Nobody. But it’s a part of life. It’s a test of character. And there are those who recognize it for what it’s not: a be all end all. We just make it feel that way because it’s a tough pill to swallow.
We want to be rewarded, and most critically, assured: assured that what we’re pursuing is our natural, god-given aspiration aligned with who we are as human beings. It’s a risk we want to see paid off.
You’ve probably heard of the guy Jack Canfield, or at least his book, Chicken Soup for the Soul, which was rejected a whopping 144 times before it was accepted. It has since sold ten million copies worldwide and is now a billion dollar brand.
It goes to show that failure brought about by rejection is nothing it’s chalked up to be. It’s only a matter of perspective––that’s what matters, not the rejection itself. I believe Marcus Aurelius put the idea together with the best choice of words when he wrote,
“The impediment to action advances action. What stands in the way becomes the way.”
Failure isn’t a blockade as so much it is an opportunity. Use that opportunity to advance forward, don’t you fall back. Elizabeth Blackwell used it to break down the gender barrier in medicine and to propel herself into a career of assisting others. She used it to build up her character in the face of adversity and to see rejection for its real worth. If one door shut, no bother, there was always another door she could try, and would try, until she found success. Her will to succeed was far greater than what any word or any rejection might do.
And the reason for how is simple: she believed in herself. That is how “what stands in the way becomes the way” becomes feasible––because you won’t give up. Failure may throw you a callous curve ball, but with belief in oneself it will never be definitive. You will find a way to overcome because you will simply find that way. As long as it stands, belief in the self is literally indestructible.
If you’re a creator and have created something you care about, though belief must naturally rest in that creation, belief must ultimately rest in yourself for you are the creator: the created won’t create itself, so skill, confidence, knowledge and the belief that you have what it takes to succeed must be applied.
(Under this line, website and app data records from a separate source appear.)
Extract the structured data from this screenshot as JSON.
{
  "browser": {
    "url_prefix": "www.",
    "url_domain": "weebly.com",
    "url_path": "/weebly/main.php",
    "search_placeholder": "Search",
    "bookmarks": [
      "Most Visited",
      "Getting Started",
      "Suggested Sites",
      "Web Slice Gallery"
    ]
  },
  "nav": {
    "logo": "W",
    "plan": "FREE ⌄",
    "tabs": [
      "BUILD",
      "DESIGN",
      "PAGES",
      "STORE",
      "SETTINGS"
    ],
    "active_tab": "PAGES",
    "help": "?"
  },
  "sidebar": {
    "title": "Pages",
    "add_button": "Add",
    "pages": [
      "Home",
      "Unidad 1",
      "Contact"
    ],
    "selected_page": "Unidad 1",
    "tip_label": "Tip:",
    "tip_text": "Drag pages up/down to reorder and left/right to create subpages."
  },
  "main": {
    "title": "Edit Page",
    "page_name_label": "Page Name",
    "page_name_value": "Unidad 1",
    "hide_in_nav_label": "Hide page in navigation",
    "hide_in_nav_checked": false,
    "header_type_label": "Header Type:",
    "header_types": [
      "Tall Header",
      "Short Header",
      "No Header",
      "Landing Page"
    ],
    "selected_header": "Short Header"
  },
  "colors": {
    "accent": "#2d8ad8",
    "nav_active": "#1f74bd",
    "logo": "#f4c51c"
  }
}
It starts with defining your goals and recognizing the paths that will help you reach them. Then you must develop the mindset. Why? Because the deliverance of success is brought about by a disciplined frame of mind. It does not happen by chance.
Belief is all about having the mindset, nothing more, nothing less. You have belief, you have a mindset, and if not, you don’t. That mindset can be developed to your advantage, of which failure will be helpless against.
You better believe every person of success had that mindset. There is no better example than sports stars. Michael Jordan, LeBron James, Rafael Nadal, Aaron Rodgers, these aficionados and more go/went into each game with a mentality set to win. They do not want to lose. They hate losing more than they love winning. Any great competitor does.
But of course they lost. They understand failure intimately. But they never let it own them. That mindset is why. To win a game––to win anything––is an effort. To win a championship is a process. Success is a process. To be attained you must have a mindset born from belief: it must come from within. All sports champions had it, verily, regardless if they were one-hit wonders or perennial sellers. This is what Elizabeth Blackwell did for herself more than anything, and though luck was a factor, had she relied on it, she would have quit long before she succeeded.
It’s simply put así: If you believe in yourself, failure will never overtake you, thus will you scoff at the prospect of quitting. You must hate the prospect of quitting as much as an athlete hates losing.
That’s as good a mindset as any.
Hey, before ya go, check out the video below. Trust me, it’s well worth your time.